When Ginger and Baker asked, GrubHub removed the restaurant from its site, Cooper said. The restaurant is exploring a delivery partnership but has not settled on any particular platform, Cooper said. 

 Adding restaurants without consultation became part of GrubHub’s strategy after third-quarter earnings saw a 43% drop in the app’s stock price. 

“Diners have come to expect the widest range of options as possible when they land on a food delivery marketplace,” GrubHub said in a statement. If they don’t find what they’re looking for on GrubHub, they’ll go to another service, the company said.

In the past, the app with 140,000 restaurants in more than 2,700 cities listed only restaurants with which they had partnership agreements, the statement said. 

“We still firmly believe this is the right way to build the marketplace and the only way to drive long-term value for diners, restaurants and drivers. But it also takes longer to build the network this way, and other food delivery companies have chosen to list non-partnered restaurants on their marketplaces for years to widen their supply of restaurants.”

In a letter to shareholders after its third-quarter earnings were released, GrubHub said it was trying the new strategy as a way to “close the restaurant supply gap and drive more delivery orders to local restaurants, as well as double the number of restaurants on our platform by the end of 2020.”

GrubHub adds popular restaurants in an area, pulling information such as menus, hours and prices off the internet and posting them without checking their accuracy. If the information is wrong, the onus is on the restaurant to contact GrubHub to get it fixed, the company said. “We work to provide accurate menus and hours for these restaurants on our marketplace based on available information online.”Get the Biz Beat newsletter in your inbox.

Restaurants that prefer not to be on the site or want to change information  “should reach out to us … and we’ll work as quickly as possible to make necessary updates or remove them,” the company said.

Sorensen worries the customer will have a bad experience if hours, prices and menus are incorrect on the app, if food is delivered cold or the order is wrong. Customers “can leave a review on the website and that negatively impacts the reputation of a local business,” he said. “That’s not OK. The opportunity for a good experience is being snatched away by a company whose goal is to not have people go into the restaurant but get food to go. It’s damaging to local business.” 

When Sorensen called GrubHub on Friday and Saturday and provided documentation that he had declined a partnership, the company agreed to “pause” deliveries, he said. On Monday, GrubHub told the Coloradoan that The Farmhouse was removed from its app on Saturday. 

The Farmhouse gets between five and 10 takeout orders on the weekend; it’s not a big part of its business, Sorensen said. He thinks “we caught this early … and it didn’t have a chance to impact our business.” 
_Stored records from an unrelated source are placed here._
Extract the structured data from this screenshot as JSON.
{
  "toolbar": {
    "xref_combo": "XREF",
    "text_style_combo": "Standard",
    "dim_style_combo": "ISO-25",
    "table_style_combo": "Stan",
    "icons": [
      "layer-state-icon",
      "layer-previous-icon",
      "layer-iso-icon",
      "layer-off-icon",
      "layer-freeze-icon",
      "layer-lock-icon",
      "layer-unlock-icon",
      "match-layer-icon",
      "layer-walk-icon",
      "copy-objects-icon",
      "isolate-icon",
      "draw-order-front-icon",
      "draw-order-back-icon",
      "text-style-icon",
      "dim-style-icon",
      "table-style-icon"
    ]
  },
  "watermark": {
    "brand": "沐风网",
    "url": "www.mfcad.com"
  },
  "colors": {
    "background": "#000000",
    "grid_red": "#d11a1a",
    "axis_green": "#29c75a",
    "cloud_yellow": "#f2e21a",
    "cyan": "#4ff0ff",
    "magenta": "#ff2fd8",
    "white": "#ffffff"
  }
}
NoCo Nosh, a Fort Collins food delivery service, does not add any restaurants that are not part of its network, said Michael Atkinson, director of operations. 

The service, started and owned by 40 local restaurants, delivers for 120 establishments, Atkinson said, and only includes eateries that have partnered with NoCo Nosh.

While GrubHub declined to say how many restaurants it added without permission, Atkinson said NoCo Nosh found 100 restaurants in Loveland, Fort Collins and Greeley were among recent additions. 

“Because we are owned by restaurants, we are charged with having more ethical practices because NoCo Nosh was formed in response to unethical … practices,” Atkinson said.